Washington, Sep 30 (ANI): A new study has found a strong, consistent correlation between adult diabetes and particulate air pollution that persists after adjustment for other risk factors like obesity and ethnicity.
Researchers from Children's Hospital Boston conducted the national epidemiologic study, which is among the first large-scale population-based studies to link diabetes prevalence with air pollution.
"We wanted to do everything possible to reduce confounding and ensure the validity of our findings," said John Pearson, the study's first author.
In all analyses, there was a strong and consistent association between diabetes prevalence and PM2.5 (fine particulates of 0.1-2.5 nanometers in size) concentrations.
This finding was seen in both 2004 and 2005, and remained consistent and significant when differing estimates of PM2.5 exposure were used.
"We didn't have data on individual exposure, so we can't prove causality, and we can't know exactly the mechanism of these peoples' diabetes.
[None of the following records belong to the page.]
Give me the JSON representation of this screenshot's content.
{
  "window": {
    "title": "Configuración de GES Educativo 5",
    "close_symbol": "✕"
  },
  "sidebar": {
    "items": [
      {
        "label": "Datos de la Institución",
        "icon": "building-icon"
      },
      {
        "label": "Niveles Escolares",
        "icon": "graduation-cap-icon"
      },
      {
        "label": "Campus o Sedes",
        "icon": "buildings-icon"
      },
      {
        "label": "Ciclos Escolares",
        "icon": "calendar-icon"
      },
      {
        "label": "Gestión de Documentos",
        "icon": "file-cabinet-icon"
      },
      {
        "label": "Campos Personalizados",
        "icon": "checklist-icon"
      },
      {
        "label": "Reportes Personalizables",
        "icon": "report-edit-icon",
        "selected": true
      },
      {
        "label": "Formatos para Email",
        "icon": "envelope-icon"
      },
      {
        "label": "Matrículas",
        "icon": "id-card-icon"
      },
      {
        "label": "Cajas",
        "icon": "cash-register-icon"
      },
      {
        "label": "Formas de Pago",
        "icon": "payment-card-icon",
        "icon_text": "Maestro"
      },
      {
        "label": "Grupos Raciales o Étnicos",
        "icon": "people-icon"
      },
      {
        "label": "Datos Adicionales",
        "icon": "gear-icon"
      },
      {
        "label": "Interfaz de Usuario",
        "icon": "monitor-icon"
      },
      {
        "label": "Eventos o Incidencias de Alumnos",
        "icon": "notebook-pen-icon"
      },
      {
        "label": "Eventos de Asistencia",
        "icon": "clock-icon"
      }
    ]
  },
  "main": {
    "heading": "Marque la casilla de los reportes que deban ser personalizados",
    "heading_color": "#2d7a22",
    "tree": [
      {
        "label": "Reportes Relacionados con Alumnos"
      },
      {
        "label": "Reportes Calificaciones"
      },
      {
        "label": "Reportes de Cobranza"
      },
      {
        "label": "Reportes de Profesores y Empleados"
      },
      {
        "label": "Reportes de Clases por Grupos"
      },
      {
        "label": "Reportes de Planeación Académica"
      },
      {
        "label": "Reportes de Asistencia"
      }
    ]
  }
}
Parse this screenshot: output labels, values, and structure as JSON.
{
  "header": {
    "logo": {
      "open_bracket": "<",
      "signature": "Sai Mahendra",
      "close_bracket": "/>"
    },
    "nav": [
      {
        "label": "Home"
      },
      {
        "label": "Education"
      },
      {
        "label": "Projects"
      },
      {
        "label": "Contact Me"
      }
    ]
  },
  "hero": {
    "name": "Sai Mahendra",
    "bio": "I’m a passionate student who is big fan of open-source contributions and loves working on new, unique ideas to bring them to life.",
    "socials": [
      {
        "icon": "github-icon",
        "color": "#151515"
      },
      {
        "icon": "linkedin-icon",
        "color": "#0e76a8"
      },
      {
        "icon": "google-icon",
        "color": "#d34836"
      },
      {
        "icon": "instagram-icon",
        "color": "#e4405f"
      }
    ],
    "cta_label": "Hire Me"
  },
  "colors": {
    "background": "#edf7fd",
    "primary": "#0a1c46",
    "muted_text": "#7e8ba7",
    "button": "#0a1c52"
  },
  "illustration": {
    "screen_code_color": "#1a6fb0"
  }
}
But pollution came across as a significant predictor in all our models," said John Brownstein, of the Children's Hospital Informatics Program.
Based on their findings, the researchers call for more study of environmental factors in diabetes, including basic research on the inflammatory mechanisms in diabetes and the role of PM2.5.
The report is published in the October issue of Diabetes Care. (ANI)